What are Rashes?
A change in the skin that affects color, appearance and texture is defined as a rash. A rash may be localized to one area of your pet’s body, or it may spread to uniformly cover the skin.
A rash may cause your animal’s skin to change color and cause much discomfort for your pet – as skin can itch, become warm, bumpy, dry, cracked or blistered, swell and cause pain.
What Causes Rashes?
Rashes may have a number of causes and point to one of many conditions. Rashes are most commonly seen in disorders of the skin – such as eczema and dermatitis (both contact dermatitis and flea-bite dermatitis), superficial stings or insect bites.
However, in other cases a rash may result on your pet as a secondary condition to an underlying cause, such as a food allergies or hormonal disorder. Most rashes are particularly itchy, which will cause your pet to scratch incessantly often until the skin is raw, weeping and even bleeding.
This also causes hot spots of skin that may lose hair and become bald from constant scratching or licking at the itchy area. Diagnosis is determined by a physical check up at your vet, where an inspection of your animal’s skin will be undertaken.
Your vet may also perform specific tests if an underlying disorder is suspected. Depending on the cause, treatment may involve topical creams and may include antihistamines; however these may also have the potential for side effects.
Help for Rashes
There are many herbal and homeopathic remedies that use proven ingredients shown to have a soothing effect on irritated skin. Matricaria recutita is used as a gentle cleansing and soothing herb for skin discomfort, helping to soothe inflamed itching skin. Calendula officinalis can also be used to help restore skin health and lessen rashes.
Galium aperine is an herb that has been used for many centuries as a cleansing tonic and lymphatic cleanser – helping to support skin health and comfort. Hamamelis virginianum has long been used to help soothe superficial wounds, and calm hot, irritated and broken skin.

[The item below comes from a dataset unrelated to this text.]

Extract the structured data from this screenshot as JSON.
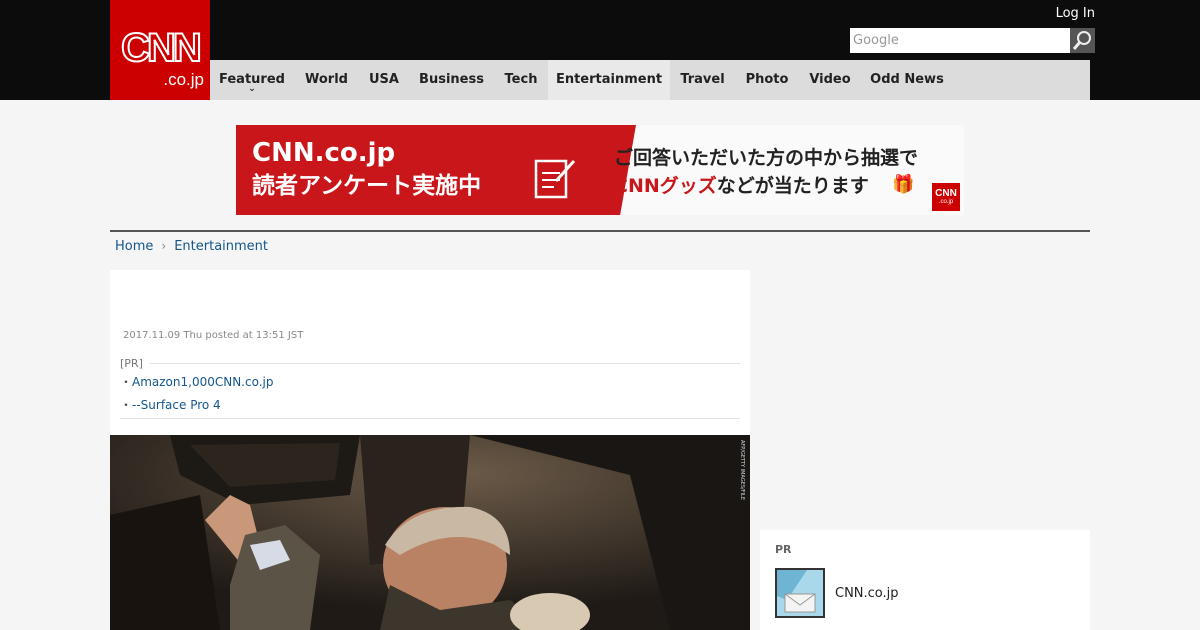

More Information on Rashes
Tips related to rashes:
- Do not change diet suddenly as this may cause intolerance to certain foods and a skin allergy.
- A tablespoon or two of olive oil added to the food a few times a week can help improve skin and coat health.
- If you suspect that a dietary intolerance may be the underlying cause of your pet’s rash, start by providing your pet with a natural, unprocessed diet.
- Dry your pet thoroughly after washing, as shampoo residue can dry on the skin and cause itching and rashes.
- Vitamin A helps to maintain healthy skin. Sources include carrots, squash and sweet potatoes that can be added to your pet’s diet.
- Watch out for infection – if your pet has been scratching with dirty nails, and breaks the skin, a bacterial infection may arise. If your animal’s rash develops pustules consult your vet.